The moral purpose of national-greatness conservatism, according to David Brooks, is to energize the American spirit; to fire the imagination with something majestic; to advance a “unifying American creed”; and to inspire Americans to look beyond their narrow self-interest to some larger national mission—to some mystically Hegelian “national destiny.” The new American citizen must be animated by “nationalist virtues” such as “duty, loyalty, honesty, discretion, and self-sacrifice.” The neocons’ basic moral-political principle is clear and simple: the subordination and sacrifice of the individual to the nation-state.

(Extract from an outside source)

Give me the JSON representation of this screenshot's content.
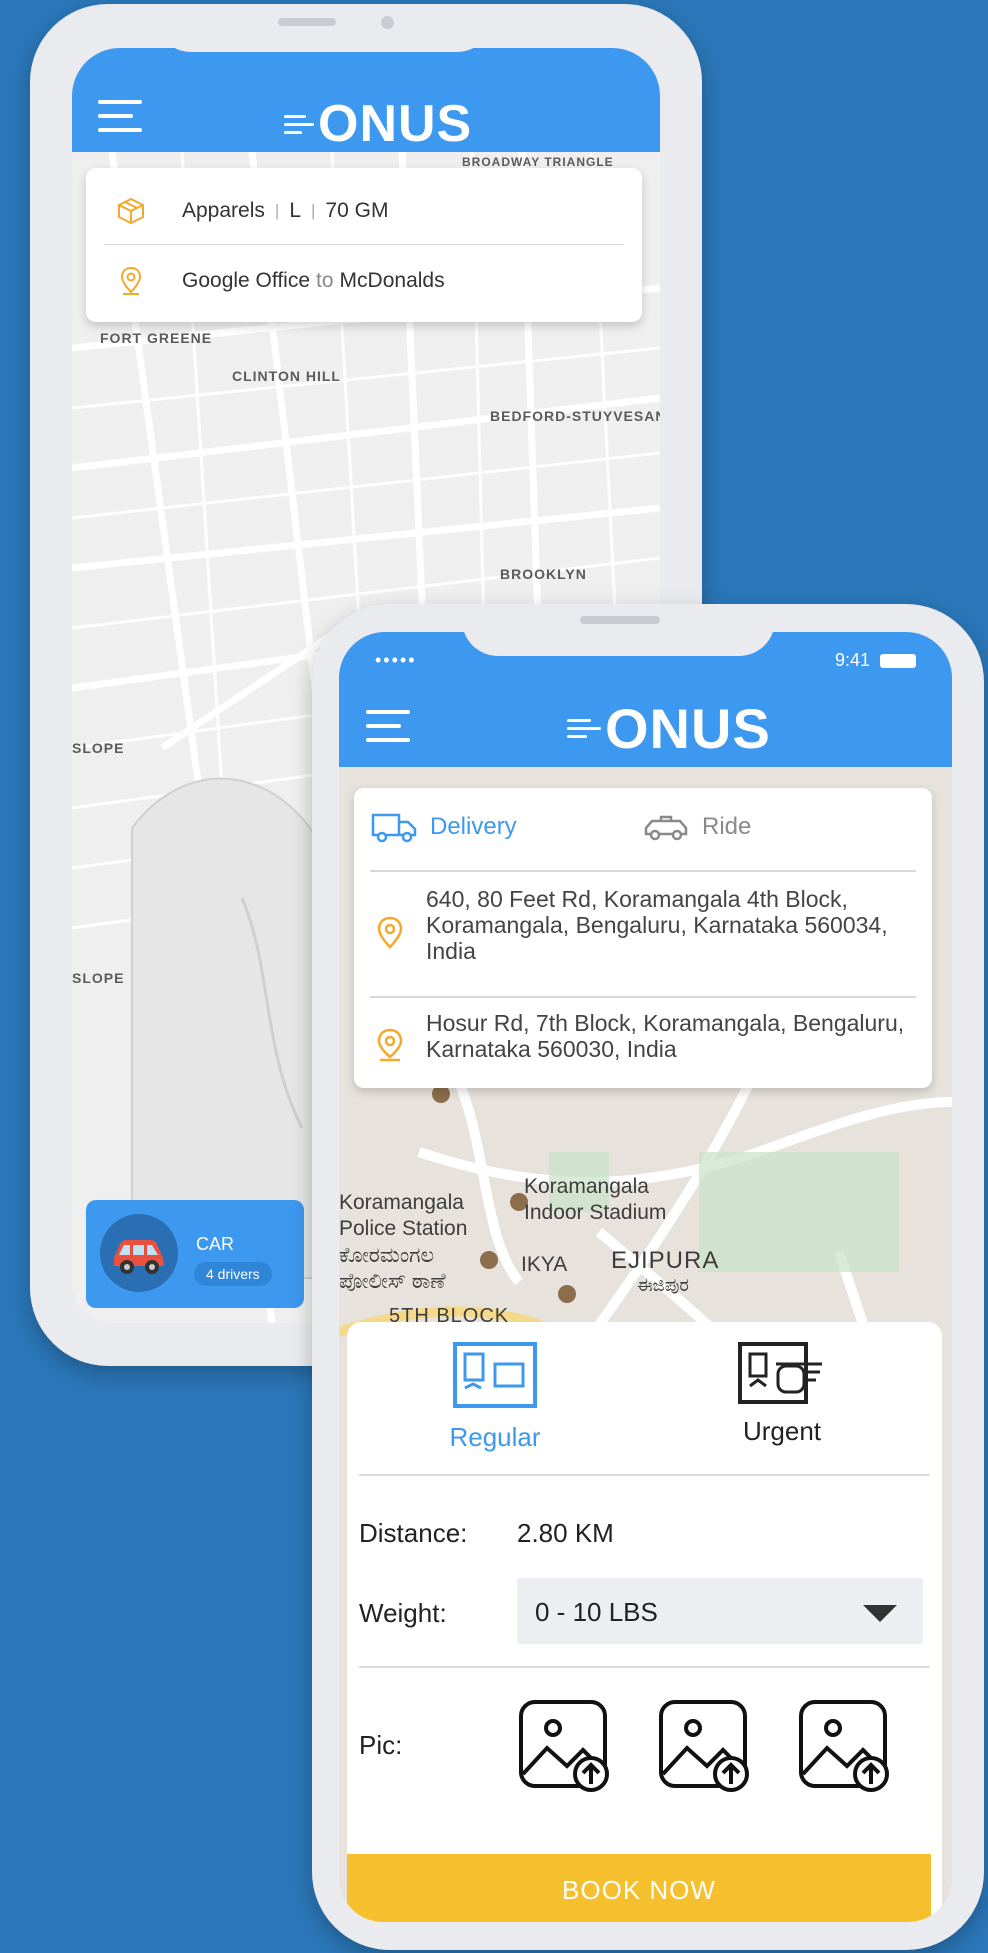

Politically, Brooks’s new nationalism would use the federal government to pursue great “nationalistic public projects” and to build grand monuments in order to unify the nation spiritually and to prevent America’s “slide” into what he calls “nihilistic mediocrity.” It is important that the American people conform, swear allegiance to, and obey some grand central purpose defined for them by the federal government. The ideal American man, he argues, should negate and forgo his individual values and interests and merge his “self” into some mystical union with the collective soul. This is precisely why Brooks has praised the virtues of Chinese collectivism over those of American-style individualism.

In the end, the neocons want to “remoralize” America by creating a new patriotic civil religion around the idea of “Americanism”—an Americanism that will essentially redefine the “American grain.” The neoconservative vision of a good America is one in which ordinary people work hard, read the Bible, go to church, recite the Pledge of Allegiance, practice homespun virtues, sacrifice themselves to the “common good,” obey the commands of the government, fight wars, and die for the state.


Neoconservatism is a systematic political philosophy. The neocons’ talk about moderation and prudence is really only meant to disarm intellectually their competitors in the conservative-libertarian movement who want to defend the Founders’ principles of individual rights and limited government. The neocons preach moderation as a virtue so that ordinary people will accept compromise as inevitable. But a political philosophy that advocates “moderation” and “prudence” as its defining principles is either dishonestly hiding its true principles, or it represents a transition stage on the way to some more authoritarian regime—or both.

My deepest fear is that the neoconservatives are preparing this nation philosophically for a soft, American-style fascism—a fascism purged of its ugliest features and gussied up for an American audience. This is a serious charge and not one I take lightly. The neocons are not fascists, but I do argue they share some common features with fascism. Consider the evidence… [Neoconservatism Unmasked]

Read the full article at Neoconservatism Unmasked.